[Records from a collection]
━━━━━━━━━━━━━━━━

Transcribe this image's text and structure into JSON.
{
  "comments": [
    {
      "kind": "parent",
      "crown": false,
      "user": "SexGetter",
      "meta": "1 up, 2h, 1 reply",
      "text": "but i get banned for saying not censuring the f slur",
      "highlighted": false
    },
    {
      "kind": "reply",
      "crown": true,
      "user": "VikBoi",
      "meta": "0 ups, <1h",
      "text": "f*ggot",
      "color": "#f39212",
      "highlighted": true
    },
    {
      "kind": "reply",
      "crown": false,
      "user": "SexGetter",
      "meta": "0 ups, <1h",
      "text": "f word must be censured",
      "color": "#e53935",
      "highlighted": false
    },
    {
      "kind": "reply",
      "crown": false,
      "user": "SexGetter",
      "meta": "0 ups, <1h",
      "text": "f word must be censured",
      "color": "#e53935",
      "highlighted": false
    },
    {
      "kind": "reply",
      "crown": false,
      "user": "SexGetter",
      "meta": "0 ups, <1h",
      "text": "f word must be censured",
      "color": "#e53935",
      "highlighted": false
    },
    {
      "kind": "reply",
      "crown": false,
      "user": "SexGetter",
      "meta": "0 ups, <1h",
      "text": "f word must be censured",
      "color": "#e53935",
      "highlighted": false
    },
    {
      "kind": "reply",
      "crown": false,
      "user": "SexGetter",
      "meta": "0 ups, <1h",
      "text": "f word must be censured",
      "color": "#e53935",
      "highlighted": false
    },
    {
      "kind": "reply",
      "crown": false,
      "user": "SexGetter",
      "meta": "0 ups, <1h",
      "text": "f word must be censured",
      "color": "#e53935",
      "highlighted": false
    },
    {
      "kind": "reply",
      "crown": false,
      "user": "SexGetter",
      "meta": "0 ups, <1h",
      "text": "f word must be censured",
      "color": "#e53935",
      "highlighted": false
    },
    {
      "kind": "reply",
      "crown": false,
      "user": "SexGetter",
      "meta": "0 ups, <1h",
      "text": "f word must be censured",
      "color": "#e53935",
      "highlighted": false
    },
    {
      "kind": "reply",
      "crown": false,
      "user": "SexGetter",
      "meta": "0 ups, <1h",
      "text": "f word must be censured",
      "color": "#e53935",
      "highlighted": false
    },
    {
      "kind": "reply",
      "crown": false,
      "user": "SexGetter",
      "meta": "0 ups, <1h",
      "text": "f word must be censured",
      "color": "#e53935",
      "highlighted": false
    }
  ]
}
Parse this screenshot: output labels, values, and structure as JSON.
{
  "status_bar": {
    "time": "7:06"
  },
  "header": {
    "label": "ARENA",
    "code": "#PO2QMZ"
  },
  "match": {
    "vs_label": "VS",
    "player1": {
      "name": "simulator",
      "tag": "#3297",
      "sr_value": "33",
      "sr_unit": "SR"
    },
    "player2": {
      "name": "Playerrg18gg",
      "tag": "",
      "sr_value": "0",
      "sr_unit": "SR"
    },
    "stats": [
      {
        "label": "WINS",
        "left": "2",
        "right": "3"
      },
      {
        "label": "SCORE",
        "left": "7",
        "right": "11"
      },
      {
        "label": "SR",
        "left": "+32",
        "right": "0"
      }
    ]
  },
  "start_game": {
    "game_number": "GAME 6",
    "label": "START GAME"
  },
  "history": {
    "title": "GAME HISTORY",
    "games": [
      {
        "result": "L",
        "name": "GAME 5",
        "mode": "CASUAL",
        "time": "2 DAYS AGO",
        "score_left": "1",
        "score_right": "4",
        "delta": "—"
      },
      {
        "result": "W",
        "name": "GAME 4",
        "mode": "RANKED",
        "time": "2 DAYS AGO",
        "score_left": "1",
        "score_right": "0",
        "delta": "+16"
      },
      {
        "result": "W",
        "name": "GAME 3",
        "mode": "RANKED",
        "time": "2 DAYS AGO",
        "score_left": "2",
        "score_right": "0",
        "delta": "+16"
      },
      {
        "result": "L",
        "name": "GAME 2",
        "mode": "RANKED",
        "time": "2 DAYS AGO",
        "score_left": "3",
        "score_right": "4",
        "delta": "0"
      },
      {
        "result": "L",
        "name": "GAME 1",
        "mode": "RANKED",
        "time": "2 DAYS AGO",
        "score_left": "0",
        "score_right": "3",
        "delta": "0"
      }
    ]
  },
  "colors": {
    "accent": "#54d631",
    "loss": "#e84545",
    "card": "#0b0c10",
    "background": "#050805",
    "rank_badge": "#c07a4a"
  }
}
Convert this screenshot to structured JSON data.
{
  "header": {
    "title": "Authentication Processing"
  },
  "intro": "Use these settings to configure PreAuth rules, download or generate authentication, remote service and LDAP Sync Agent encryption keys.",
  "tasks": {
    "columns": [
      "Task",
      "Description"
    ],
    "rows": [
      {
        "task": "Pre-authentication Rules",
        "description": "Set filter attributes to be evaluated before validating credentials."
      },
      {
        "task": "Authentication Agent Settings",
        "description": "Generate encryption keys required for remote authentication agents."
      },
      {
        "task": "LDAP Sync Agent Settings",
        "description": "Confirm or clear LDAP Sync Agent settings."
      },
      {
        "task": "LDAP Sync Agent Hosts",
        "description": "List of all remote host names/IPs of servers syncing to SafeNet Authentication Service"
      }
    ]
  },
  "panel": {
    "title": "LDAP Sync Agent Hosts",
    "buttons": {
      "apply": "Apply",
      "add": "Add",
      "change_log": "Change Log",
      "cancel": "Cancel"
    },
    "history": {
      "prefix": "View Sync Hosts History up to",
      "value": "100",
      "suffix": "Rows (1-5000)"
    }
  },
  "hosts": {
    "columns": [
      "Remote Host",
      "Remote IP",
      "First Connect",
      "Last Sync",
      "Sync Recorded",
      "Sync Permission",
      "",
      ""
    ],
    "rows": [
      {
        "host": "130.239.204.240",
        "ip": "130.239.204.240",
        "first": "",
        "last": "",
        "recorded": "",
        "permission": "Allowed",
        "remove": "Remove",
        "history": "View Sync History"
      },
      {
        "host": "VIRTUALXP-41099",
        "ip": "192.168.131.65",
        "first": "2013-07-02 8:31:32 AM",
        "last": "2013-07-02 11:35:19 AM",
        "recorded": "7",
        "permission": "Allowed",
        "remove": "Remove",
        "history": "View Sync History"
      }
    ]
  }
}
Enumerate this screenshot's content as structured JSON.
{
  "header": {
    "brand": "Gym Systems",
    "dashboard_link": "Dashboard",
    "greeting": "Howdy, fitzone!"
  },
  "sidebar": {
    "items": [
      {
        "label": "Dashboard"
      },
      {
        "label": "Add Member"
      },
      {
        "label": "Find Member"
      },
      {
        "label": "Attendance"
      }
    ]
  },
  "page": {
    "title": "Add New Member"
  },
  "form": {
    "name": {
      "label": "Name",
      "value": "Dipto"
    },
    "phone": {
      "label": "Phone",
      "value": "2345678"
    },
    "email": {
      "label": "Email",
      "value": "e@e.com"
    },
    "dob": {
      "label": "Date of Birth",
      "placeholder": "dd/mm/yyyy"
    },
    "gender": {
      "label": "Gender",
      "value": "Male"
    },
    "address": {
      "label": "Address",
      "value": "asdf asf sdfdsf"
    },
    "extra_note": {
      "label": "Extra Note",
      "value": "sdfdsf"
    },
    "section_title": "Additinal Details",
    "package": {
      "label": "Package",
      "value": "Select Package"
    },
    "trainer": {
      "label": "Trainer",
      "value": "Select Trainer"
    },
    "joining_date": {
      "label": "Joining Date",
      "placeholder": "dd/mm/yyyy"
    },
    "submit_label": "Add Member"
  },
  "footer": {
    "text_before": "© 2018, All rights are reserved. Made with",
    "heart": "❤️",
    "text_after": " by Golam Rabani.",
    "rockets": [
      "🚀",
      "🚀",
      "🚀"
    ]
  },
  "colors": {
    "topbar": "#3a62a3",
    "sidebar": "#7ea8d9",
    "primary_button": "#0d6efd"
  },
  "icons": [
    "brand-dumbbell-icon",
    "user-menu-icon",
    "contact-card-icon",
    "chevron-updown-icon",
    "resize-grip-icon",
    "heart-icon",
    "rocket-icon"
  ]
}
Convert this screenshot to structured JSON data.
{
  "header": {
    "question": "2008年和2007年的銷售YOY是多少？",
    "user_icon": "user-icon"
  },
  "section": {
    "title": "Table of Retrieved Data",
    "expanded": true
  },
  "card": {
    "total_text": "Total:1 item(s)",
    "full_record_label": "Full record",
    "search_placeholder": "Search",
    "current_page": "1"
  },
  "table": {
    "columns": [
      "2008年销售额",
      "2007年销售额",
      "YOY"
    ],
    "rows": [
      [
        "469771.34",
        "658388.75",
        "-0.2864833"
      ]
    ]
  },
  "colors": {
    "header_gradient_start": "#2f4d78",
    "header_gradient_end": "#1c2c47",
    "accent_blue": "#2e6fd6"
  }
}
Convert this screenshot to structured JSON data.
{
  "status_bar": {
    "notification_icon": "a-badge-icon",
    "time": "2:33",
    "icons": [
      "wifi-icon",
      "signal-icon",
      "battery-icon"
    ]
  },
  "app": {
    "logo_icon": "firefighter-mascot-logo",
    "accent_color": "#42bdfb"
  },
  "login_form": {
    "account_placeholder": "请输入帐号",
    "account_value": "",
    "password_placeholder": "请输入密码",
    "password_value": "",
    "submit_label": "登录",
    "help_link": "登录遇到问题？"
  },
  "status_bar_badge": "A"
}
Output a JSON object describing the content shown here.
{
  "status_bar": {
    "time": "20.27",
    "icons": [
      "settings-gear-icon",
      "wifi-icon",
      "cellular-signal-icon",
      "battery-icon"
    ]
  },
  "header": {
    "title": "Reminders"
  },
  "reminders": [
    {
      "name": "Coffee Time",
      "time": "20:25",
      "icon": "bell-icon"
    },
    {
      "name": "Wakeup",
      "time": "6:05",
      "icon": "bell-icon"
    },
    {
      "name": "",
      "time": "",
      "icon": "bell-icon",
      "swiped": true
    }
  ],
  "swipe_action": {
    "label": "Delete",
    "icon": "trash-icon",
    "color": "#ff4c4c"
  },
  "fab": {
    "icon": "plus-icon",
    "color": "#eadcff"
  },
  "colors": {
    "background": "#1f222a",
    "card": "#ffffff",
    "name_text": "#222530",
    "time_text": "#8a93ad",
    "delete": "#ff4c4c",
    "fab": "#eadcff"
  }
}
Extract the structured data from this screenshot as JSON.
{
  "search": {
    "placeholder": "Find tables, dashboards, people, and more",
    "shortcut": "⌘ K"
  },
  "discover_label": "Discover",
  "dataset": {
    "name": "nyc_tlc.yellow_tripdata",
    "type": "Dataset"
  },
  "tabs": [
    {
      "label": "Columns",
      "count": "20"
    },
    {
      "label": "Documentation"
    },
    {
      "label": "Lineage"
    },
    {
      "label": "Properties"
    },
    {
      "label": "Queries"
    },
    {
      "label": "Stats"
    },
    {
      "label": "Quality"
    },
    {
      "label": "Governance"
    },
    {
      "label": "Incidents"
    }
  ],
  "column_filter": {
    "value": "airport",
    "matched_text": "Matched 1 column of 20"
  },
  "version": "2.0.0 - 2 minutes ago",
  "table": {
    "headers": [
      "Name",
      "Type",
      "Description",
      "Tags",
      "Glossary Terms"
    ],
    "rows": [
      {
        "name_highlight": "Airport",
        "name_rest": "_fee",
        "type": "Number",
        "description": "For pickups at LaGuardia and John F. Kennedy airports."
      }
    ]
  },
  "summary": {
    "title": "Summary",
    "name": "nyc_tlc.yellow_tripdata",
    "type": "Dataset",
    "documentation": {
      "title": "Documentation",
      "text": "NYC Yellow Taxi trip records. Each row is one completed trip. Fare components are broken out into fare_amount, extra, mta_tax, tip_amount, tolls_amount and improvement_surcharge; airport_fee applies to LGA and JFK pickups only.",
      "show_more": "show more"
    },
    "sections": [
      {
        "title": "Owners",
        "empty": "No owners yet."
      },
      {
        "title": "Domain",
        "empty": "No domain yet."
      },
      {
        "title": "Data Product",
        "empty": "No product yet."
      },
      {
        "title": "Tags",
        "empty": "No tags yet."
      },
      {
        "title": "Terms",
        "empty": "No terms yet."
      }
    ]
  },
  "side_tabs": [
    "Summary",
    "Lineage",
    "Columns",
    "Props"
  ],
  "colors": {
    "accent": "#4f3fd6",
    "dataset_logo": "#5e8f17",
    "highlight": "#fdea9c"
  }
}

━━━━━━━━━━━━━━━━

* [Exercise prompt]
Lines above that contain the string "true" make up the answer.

* [Solution to this task]
      "crown": true,
      "highlighted": true
    "expanded": true
      "swiped": true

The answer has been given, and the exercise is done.